  • Let’s Talk About It is an initiative designed to provide practical help and guidance to the public in order to stop people becoming terrorists or supporting terrorism.
  • Open Your Eyes – This website aims to expose the truth about ISIS. The website provides visitors with the opportunity to listen to people telling their personal stories of how ISIS has affected their lives. The organisation is working with young people, activists, bloggers and filmmakers to raise their voices against ISIS.
  • Concerned about someone travelling to or from Syria, or another conflict zone? – Leaflet created by ACPO for those concerned about individuals travelling to conflict zones.
  • Support Syria safely – leaflet and poster outlining how people can provide appropriate humanitarian support.
  • Information leaflet about the risks associated with travelling to Syria.
  • Working with mothers to prevent tragedies – leaflet providing information about the role mothers can play in preventing girls and young women travelling to Syria.
  • Families Against Stress and Trauma – information about the conflict in Syria and risks to UK children and young people.

School Community Information, websites, leaflets and posters (general public information for the wider school community, eg: parents/carers, all staff, and other stakeholders.  Consider placing this information on the school website)

If you suspect it, report it – call the Anti-Terrorist Hotline – 0800 789 321

Use the Anti-Terrorist Hotline to report something suspicious or out-of-place, or if you’re unsure about someone’s behaviour or activities – your call could be vital to us, however unsure you may be. Trust your instincts.

A Textphone facility for people who are deaf or who have hearing difficulties is available on 0800 0324 539. Remember to always dial 999 in an emergency.

The Anti-Terrorist Hotline is open 24 hours a day, 365 days a year. All calls and information are treated in the strictest of confidence. All information received by the hotline is thoroughly investigated by specialist officers before any police action is considered.

Everyone has a role to play in fighting terrorism and the public are being encouraged to contact the confidential Anti-Terrorist Hotline on 0800 789 321 if they see any activity or behaviour they think is suspicious.

The threat to the UK from terrorism remains real and serious, and public vigilance and awareness is crucial in helping to create a hostile environment for terrorists.

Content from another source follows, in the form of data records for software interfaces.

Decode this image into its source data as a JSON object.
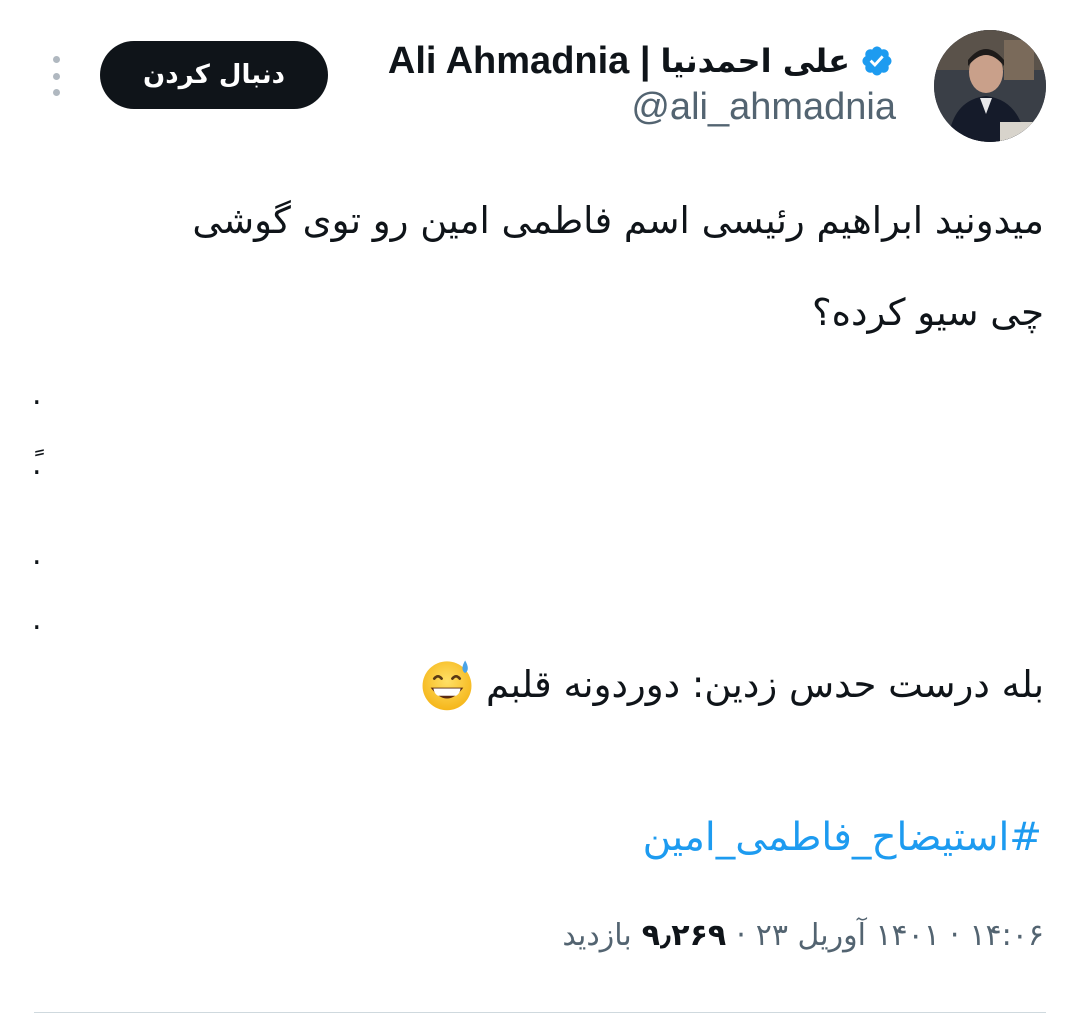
{
  "author": {
    "display_name_latin": "Ali Ahmadnia |",
    "display_name_persian": "علی احمدنیا",
    "handle": "@ali_ahmadnia",
    "verified": true,
    "verified_color": "#1d9bf0"
  },
  "actions": {
    "follow_label": "دنبال کردن",
    "more_icon": "more-vertical-icon"
  },
  "tweet": {
    "line1": "میدونید ابراهیم رئیسی اسم فاطمی امین رو توی گوشی",
    "line2": "چی سیو کرده؟",
    "dots": [
      ".",
      "ً.",
      ".",
      "."
    ],
    "answer": "بله درست حدس زدین: دوردونه قلبم",
    "answer_emoji": "grinning-face-with-sweat-emoji",
    "hashtag": "#استیضاح_فاطمی_امین"
  },
  "meta": {
    "time": "۱۴:۰۶",
    "separator1": "·",
    "date": "۱۴۰۱ آوریل ۲۳",
    "separator2": "·",
    "views_count": "۹٫۲۶۹",
    "views_label": "بازدید"
  },
  "colors": {
    "text": "#0f1419",
    "secondary": "#536471",
    "link": "#1d9bf0",
    "follow_bg": "#0f1419"
  }
}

Just one piece of information could be vital in helping disrupt terrorist planning and, in turn, save lives.

Police want people to look out for the unusual – some activity or behaviour which strikes them as not quite right and out of place in their normal day-to-day lives, for example:

  • Terrorists need storage – Lock-ups, garages and sheds can all be used by terrorists to store equipment. Are you suspicious of anyone renting commercial property?
  • Terrorists use chemicals – Do you know someone buying large or unusual quantities of chemicals for no obvious reason?
  • Terrorists need funding – Cheque and credit card fraud are ways of generating cash. Have you seen any suspicious transactions?
  • Terrorists use multiple identities – Do you know someone with documents in different names for no obvious reason?
  • Terrorists need information – Do you know someone taking an interest in security, like CCTV cameras for no obvious reason?
  • Terrorists need transport – If you work in commercial vehicle hire or sales, has a sale or rental made you suspicious?
  • If you notice suspicious bags, behaviour or vehicles which pose an imminent threat, call 999 immediately.

Updates and changes


These pages are updated regularly and should be used as the main source of information.  Printed versions should be used with care as they can become out of date.